Work to be completed
These records are to be written out exactly as they read, minus the pictures.

Records from a data collection
● ● ●

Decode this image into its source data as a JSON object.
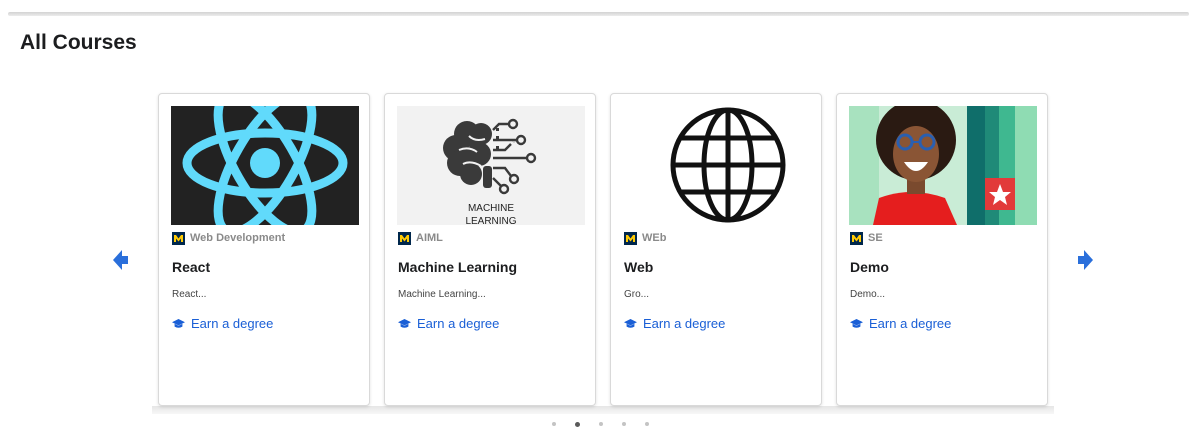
{
  "page": {
    "title": "All Courses"
  },
  "carousel": {
    "active_dot": 1,
    "dot_count": 5,
    "courses": [
      {
        "partner": "Web Development",
        "title": "React",
        "description": "React...",
        "cta": "Earn a degree",
        "image": "react-logo"
      },
      {
        "partner": "AIML",
        "title": "Machine Learning",
        "description": "Machine Learning...",
        "cta": "Earn a degree",
        "image": "machine-learning-brain",
        "image_text": [
          "MACHINE",
          "LEARNING"
        ]
      },
      {
        "partner": "WEb",
        "title": "Web",
        "description": "Gro...",
        "cta": "Earn a degree",
        "image": "globe"
      },
      {
        "partner": "SE",
        "title": "Demo",
        "description": "Demo...",
        "cta": "Earn a degree",
        "image": "smiling-person-photo"
      }
    ]
  },
  "colors": {
    "link": "#1a5fd6",
    "arrow": "#2a6fdb",
    "react_bg": "#222222",
    "react_logo": "#61dafb",
    "partner_logo_bg": "#00274c",
    "partner_logo_fg": "#ffcb05"
  }
}
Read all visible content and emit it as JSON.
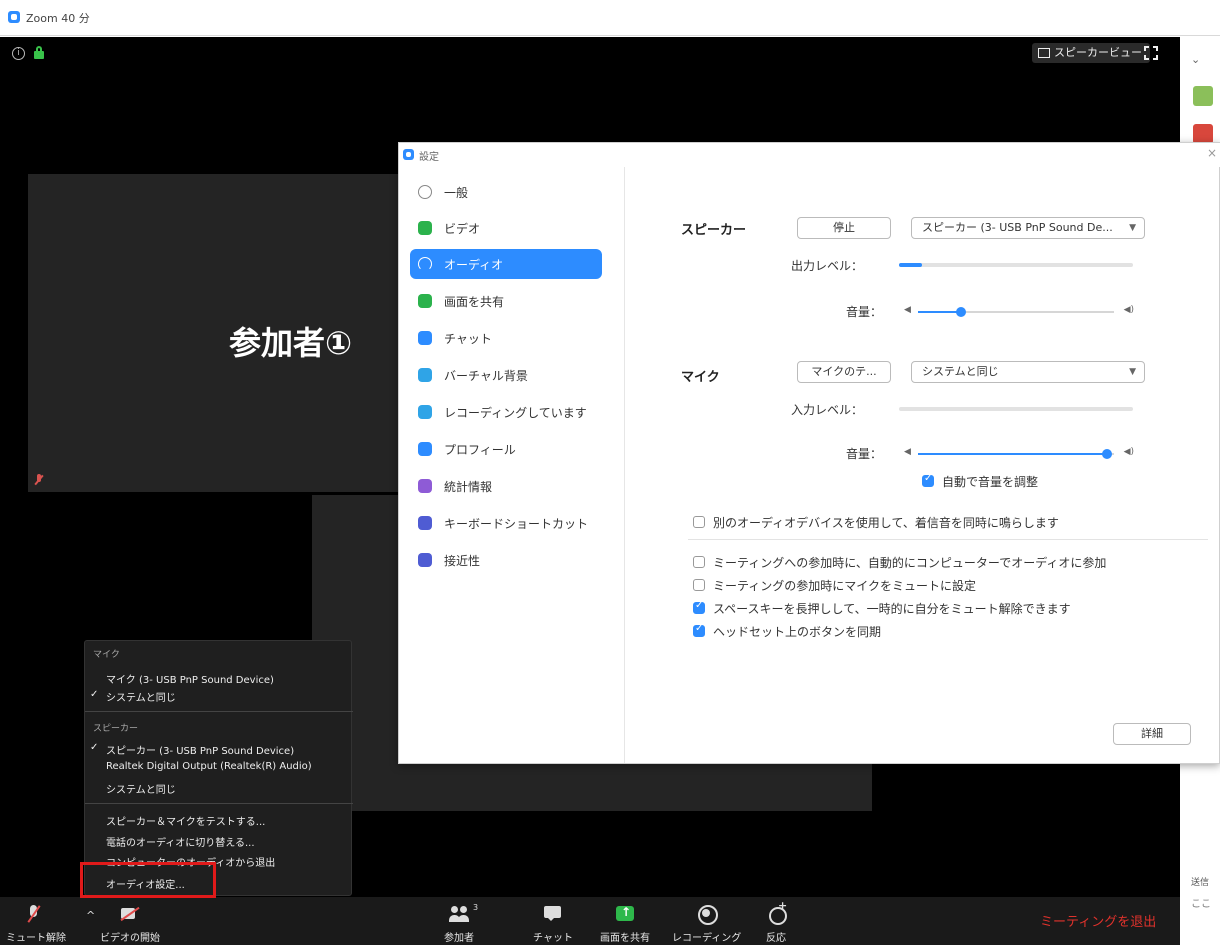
{
  "window": {
    "title": "Zoom 40 分"
  },
  "meeting": {
    "speaker_view_label": "スピーカービュー",
    "participant_name": "参加者①"
  },
  "toolbar": {
    "unmute_label": "ミュート解除",
    "video_label": "ビデオの開始",
    "participants_label": "参加者",
    "participants_count": "3",
    "chat_label": "チャット",
    "share_label": "画面を共有",
    "record_label": "レコーディング",
    "react_label": "反応",
    "leave_label": "ミーティングを退出"
  },
  "audio_menu": {
    "mic_header": "マイク",
    "mic_items": [
      "マイク (3- USB PnP Sound Device)",
      "システムと同じ"
    ],
    "mic_selected": 1,
    "speaker_header": "スピーカー",
    "speaker_items": [
      "スピーカー (3- USB PnP Sound Device)",
      "Realtek Digital Output (Realtek(R) Audio)",
      "システムと同じ"
    ],
    "speaker_selected": 0,
    "actions": [
      "スピーカー＆マイクをテストする...",
      "電話のオーディオに切り替える...",
      "コンピューターのオーディオから退出",
      "オーディオ設定..."
    ],
    "check_mark": "✓"
  },
  "settings": {
    "title": "設定",
    "nav": [
      {
        "label": "一般",
        "icon": "general-icon"
      },
      {
        "label": "ビデオ",
        "icon": "video-icon"
      },
      {
        "label": "オーディオ",
        "icon": "headphones-icon"
      },
      {
        "label": "画面を共有",
        "icon": "share-screen-icon"
      },
      {
        "label": "チャット",
        "icon": "chat-icon"
      },
      {
        "label": "バーチャル背景",
        "icon": "virtual-background-icon"
      },
      {
        "label": "レコーディングしています",
        "icon": "recording-icon"
      },
      {
        "label": "プロフィール",
        "icon": "profile-icon"
      },
      {
        "label": "統計情報",
        "icon": "statistics-icon"
      },
      {
        "label": "キーボードショートカット",
        "icon": "keyboard-icon"
      },
      {
        "label": "接近性",
        "icon": "accessibility-icon"
      }
    ],
    "active_nav": 2,
    "speaker": {
      "label": "スピーカー",
      "stop_button": "停止",
      "device": "スピーカー (3- USB PnP Sound De...",
      "output_level_label": "出力レベル：",
      "output_level": 0.1,
      "volume_label": "音量：",
      "volume": 0.2
    },
    "mic": {
      "label": "マイク",
      "test_button": "マイクのテ...",
      "device": "システムと同じ",
      "input_level_label": "入力レベル：",
      "input_level": 0.0,
      "volume_label": "音量：",
      "volume": 1.0,
      "auto_adjust_label": "自動で音量を調整",
      "auto_adjust": true
    },
    "options": [
      {
        "label": "別のオーディオデバイスを使用して、着信音を同時に鳴らします",
        "checked": false
      },
      {
        "label": "ミーティングへの参加時に、自動的にコンピューターでオーディオに参加",
        "checked": false
      },
      {
        "label": "ミーティングの参加時にマイクをミュートに設定",
        "checked": false
      },
      {
        "label": "スペースキーを長押しして、一時的に自分をミュート解除できます",
        "checked": true
      },
      {
        "label": "ヘッドセット上のボタンを同期",
        "checked": true
      }
    ],
    "advanced_button": "詳細",
    "close_glyph": "×"
  },
  "right_strip": {
    "text1": "送信",
    "text2": "ここ"
  }
}
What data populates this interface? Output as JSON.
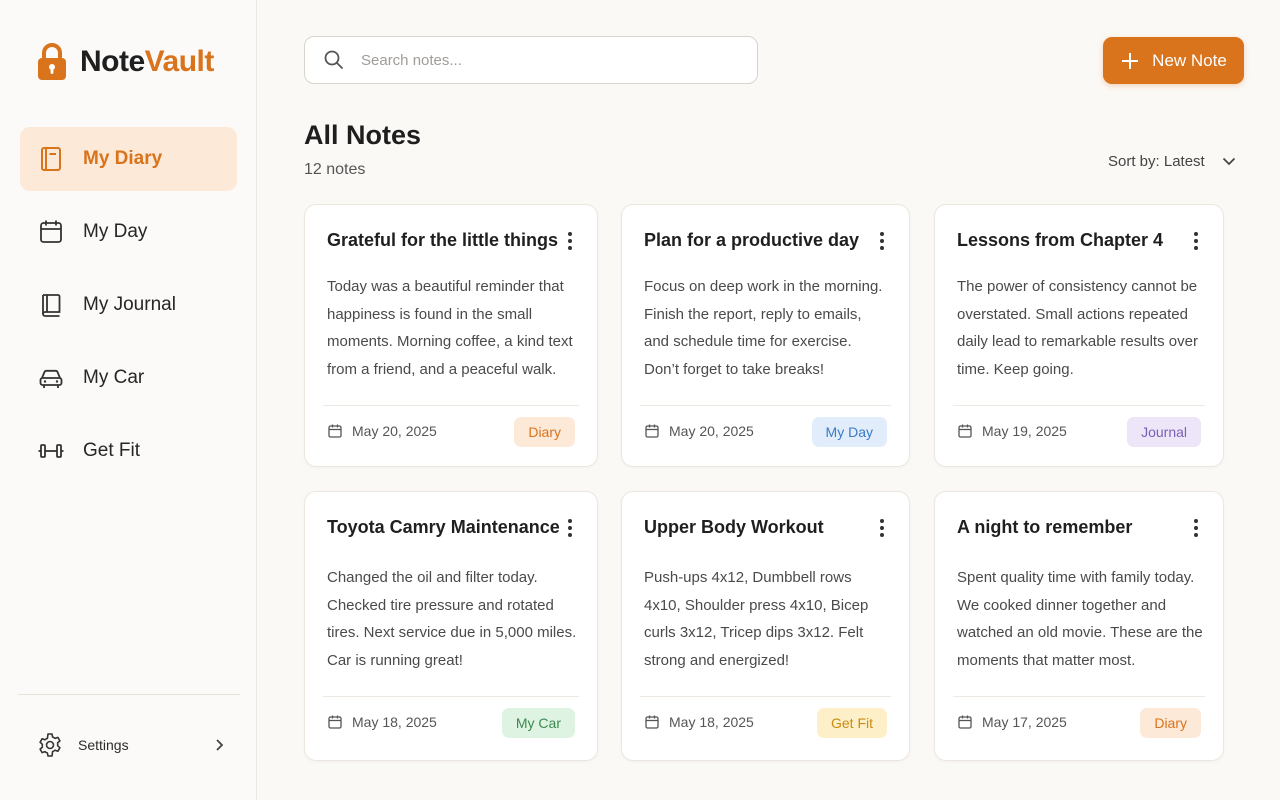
{
  "app": {
    "name_part1": "Note",
    "name_part2": "Vault"
  },
  "sidebar": {
    "items": [
      {
        "label": "My Diary",
        "icon": "book-icon",
        "active": true
      },
      {
        "label": "My Day",
        "icon": "calendar-icon",
        "active": false
      },
      {
        "label": "My Journal",
        "icon": "journal-icon",
        "active": false
      },
      {
        "label": "My Car",
        "icon": "car-icon",
        "active": false
      },
      {
        "label": "Get Fit",
        "icon": "dumbbell-icon",
        "active": false
      }
    ],
    "settings_label": "Settings"
  },
  "search": {
    "placeholder": "Search notes..."
  },
  "toolbar": {
    "new_note_label": "New Note"
  },
  "main": {
    "title": "All Notes",
    "count": "12 notes",
    "sort_label": "Sort by: Latest"
  },
  "notes": [
    {
      "title": "Grateful for the little things",
      "body": "Today was a beautiful reminder that happiness is found in the small moments. Morning coffee, a kind text from a friend, and a peaceful walk.",
      "date": "May 20, 2025",
      "tag": "Diary"
    },
    {
      "title": "Plan for a productive day",
      "body": "Focus on deep work in the morning. Finish the report, reply to emails, and schedule time for exercise. Don’t forget to take breaks!",
      "date": "May 20, 2025",
      "tag": "My Day"
    },
    {
      "title": "Lessons from Chapter 4",
      "body": "The power of consistency cannot be overstated. Small actions repeated daily lead to remarkable results over time. Keep going.",
      "date": "May 19, 2025",
      "tag": "Journal"
    },
    {
      "title": "Toyota Camry Maintenance",
      "body": "Changed the oil and filter today. Checked tire pressure and rotated tires. Next service due in 5,000 miles. Car is running great!",
      "date": "May 18, 2025",
      "tag": "My Car"
    },
    {
      "title": "Upper Body Workout",
      "body": "Push-ups 4x12, Dumbbell rows 4x10, Shoulder press 4x10, Bicep curls 3x12, Tricep dips 3x12. Felt strong and energized!",
      "date": "May 18, 2025",
      "tag": "Get Fit"
    },
    {
      "title": "A night to remember",
      "body": "Spent quality time with family today. We cooked dinner together and watched an old movie. These are the moments that matter most.",
      "date": "May 17, 2025",
      "tag": "Diary"
    }
  ],
  "colors": {
    "accent": "#d9731c",
    "active_bg": "#fde9d8",
    "tag_diary_bg": "#fde9d8",
    "tag_diary_fg": "#d9731c",
    "tag_myday_bg": "#e1edfa",
    "tag_myday_fg": "#3b7bc4",
    "tag_journal_bg": "#ece6f8",
    "tag_journal_fg": "#7a5fb5",
    "tag_mycar_bg": "#dff3e3",
    "tag_mycar_fg": "#3c8a4f",
    "tag_getfit_bg": "#fdf0c8",
    "tag_getfit_fg": "#c98b12"
  }
}
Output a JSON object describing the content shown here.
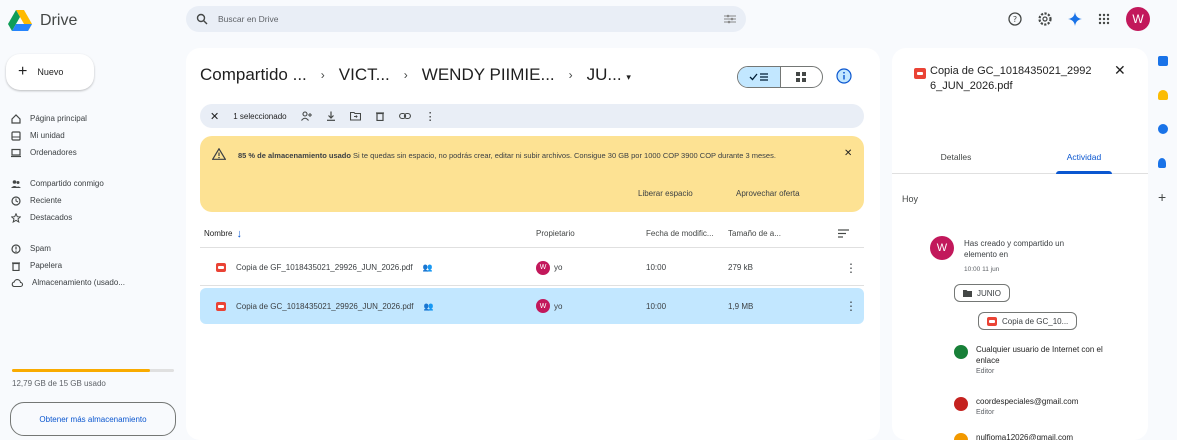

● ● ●

Task solution
Decode this image into its source data as a JSON object.
{
  "page": {
    "title": "All Courses"
  },
  "carousel": {
    "active_dot": 1,
    "dot_count": 5,
    "courses": [
      {
        "partner": "Web Development",
        "title": "React",
        "description": "React...",
        "cta": "Earn a degree",
        "image": "react-logo"
      },
      {
        "partner": "AIML",
        "title": "Machine Learning",
        "description": "Machine Learning...",
        "cta": "Earn a degree",
        "image": "machine-learning-brain",
        "image_text": [
          "MACHINE",
          "LEARNING"
        ]
      },
      {
        "partner": "WEb",
        "title": "Web",
        "description": "Gro...",
        "cta": "Earn a degree",
        "image": "globe"
      },
      {
        "partner": "SE",
        "title": "Demo",
        "description": "Demo...",
        "cta": "Earn a degree",
        "image": "smiling-person-photo"
      }
    ]
  },
  "colors": {
    "link": "#1a5fd6",
    "arrow": "#2a6fdb",
    "react_bg": "#222222",
    "react_logo": "#61dafb",
    "partner_logo_bg": "#00274c",
    "partner_logo_fg": "#ffcb05"
  }
}
Read all visible content and emit it as JSON.
{
  "window": {
    "title": "Zoom 40 分"
  },
  "meeting": {
    "speaker_view_label": "スピーカービュー",
    "participant_name": "参加者①"
  },
  "toolbar": {
    "unmute_label": "ミュート解除",
    "video_label": "ビデオの開始",
    "participants_label": "参加者",
    "participants_count": "3",
    "chat_label": "チャット",
    "share_label": "画面を共有",
    "record_label": "レコーディング",
    "react_label": "反応",
    "leave_label": "ミーティングを退出"
  },
  "audio_menu": {
    "mic_header": "マイク",
    "mic_items": [
      "マイク (3- USB PnP Sound Device)",
      "システムと同じ"
    ],
    "mic_selected": 1,
    "speaker_header": "スピーカー",
    "speaker_items": [
      "スピーカー (3- USB PnP Sound Device)",
      "Realtek Digital Output (Realtek(R) Audio)",
      "システムと同じ"
    ],
    "speaker_selected": 0,
    "actions": [
      "スピーカー＆マイクをテストする...",
      "電話のオーディオに切り替える...",
      "コンピューターのオーディオから退出",
      "オーディオ設定..."
    ],
    "check_mark": "✓"
  },
  "settings": {
    "title": "設定",
    "nav": [
      {
        "label": "一般",
        "icon": "general-icon"
      },
      {
        "label": "ビデオ",
        "icon": "video-icon"
      },
      {
        "label": "オーディオ",
        "icon": "headphones-icon"
      },
      {
        "label": "画面を共有",
        "icon": "share-screen-icon"
      },
      {
        "label": "チャット",
        "icon": "chat-icon"
      },
      {
        "label": "バーチャル背景",
        "icon": "virtual-background-icon"
      },
      {
        "label": "レコーディングしています",
        "icon": "recording-icon"
      },
      {
        "label": "プロフィール",
        "icon": "profile-icon"
      },
      {
        "label": "統計情報",
        "icon": "statistics-icon"
      },
      {
        "label": "キーボードショートカット",
        "icon": "keyboard-icon"
      },
      {
        "label": "接近性",
        "icon": "accessibility-icon"
      }
    ],
    "active_nav": 2,
    "speaker": {
      "label": "スピーカー",
      "stop_button": "停止",
      "device": "スピーカー (3- USB PnP Sound De...",
      "output_level_label": "出力レベル：",
      "output_level": 0.1,
      "volume_label": "音量：",
      "volume": 0.2
    },
    "mic": {
      "label": "マイク",
      "test_button": "マイクのテ...",
      "device": "システムと同じ",
      "input_level_label": "入力レベル：",
      "input_level": 0.0,
      "volume_label": "音量：",
      "volume": 1.0,
      "auto_adjust_label": "自動で音量を調整",
      "auto_adjust": true
    },
    "options": [
      {
        "label": "別のオーディオデバイスを使用して、着信音を同時に鳴らします",
        "checked": false
      },
      {
        "label": "ミーティングへの参加時に、自動的にコンピューターでオーディオに参加",
        "checked": false
      },
      {
        "label": "ミーティングの参加時にマイクをミュートに設定",
        "checked": false
      },
      {
        "label": "スペースキーを長押しして、一時的に自分をミュート解除できます",
        "checked": true
      },
      {
        "label": "ヘッドセット上のボタンを同期",
        "checked": true
      }
    ],
    "advanced_button": "詳細",
    "close_glyph": "×"
  },
  "right_strip": {
    "text1": "送信",
    "text2": "ここ"
  }
}
What data populates this interface? Output as JSON.
{
  "app": {
    "name_part1": "Note",
    "name_part2": "Vault"
  },
  "sidebar": {
    "items": [
      {
        "label": "My Diary",
        "icon": "book-icon",
        "active": true
      },
      {
        "label": "My Day",
        "icon": "calendar-icon",
        "active": false
      },
      {
        "label": "My Journal",
        "icon": "journal-icon",
        "active": false
      },
      {
        "label": "My Car",
        "icon": "car-icon",
        "active": false
      },
      {
        "label": "Get Fit",
        "icon": "dumbbell-icon",
        "active": false
      }
    ],
    "settings_label": "Settings"
  },
  "search": {
    "placeholder": "Search notes..."
  },
  "toolbar": {
    "new_note_label": "New Note"
  },
  "main": {
    "title": "All Notes",
    "count": "12 notes",
    "sort_label": "Sort by: Latest"
  },
  "notes": [
    {
      "title": "Grateful for the little things",
      "body": "Today was a beautiful reminder that happiness is found in the small moments. Morning coffee, a kind text from a friend, and a peaceful walk.",
      "date": "May 20, 2025",
      "tag": "Diary"
    },
    {
      "title": "Plan for a productive day",
      "body": "Focus on deep work in the morning. Finish the report, reply to emails, and schedule time for exercise. Don’t forget to take breaks!",
      "date": "May 20, 2025",
      "tag": "My Day"
    },
    {
      "title": "Lessons from Chapter 4",
      "body": "The power of consistency cannot be overstated. Small actions repeated daily lead to remarkable results over time. Keep going.",
      "date": "May 19, 2025",
      "tag": "Journal"
    },
    {
      "title": "Toyota Camry Maintenance",
      "body": "Changed the oil and filter today. Checked tire pressure and rotated tires. Next service due in 5,000 miles. Car is running great!",
      "date": "May 18, 2025",
      "tag": "My Car"
    },
    {
      "title": "Upper Body Workout",
      "body": "Push-ups 4x12, Dumbbell rows 4x10, Shoulder press 4x10, Bicep curls 3x12, Tricep dips 3x12. Felt strong and energized!",
      "date": "May 18, 2025",
      "tag": "Get Fit"
    },
    {
      "title": "A night to remember",
      "body": "Spent quality time with family today. We cooked dinner together and watched an old movie. These are the moments that matter most.",
      "date": "May 17, 2025",
      "tag": "Diary"
    }
  ],
  "colors": {
    "accent": "#d9731c",
    "active_bg": "#fde9d8",
    "tag_diary_bg": "#fde9d8",
    "tag_diary_fg": "#d9731c",
    "tag_myday_bg": "#e1edfa",
    "tag_myday_fg": "#3b7bc4",
    "tag_journal_bg": "#ece6f8",
    "tag_journal_fg": "#7a5fb5",
    "tag_mycar_bg": "#dff3e3",
    "tag_mycar_fg": "#3c8a4f",
    "tag_getfit_bg": "#fdf0c8",
    "tag_getfit_fg": "#c98b12"
  }
}
Output a JSON object describing the content shown here.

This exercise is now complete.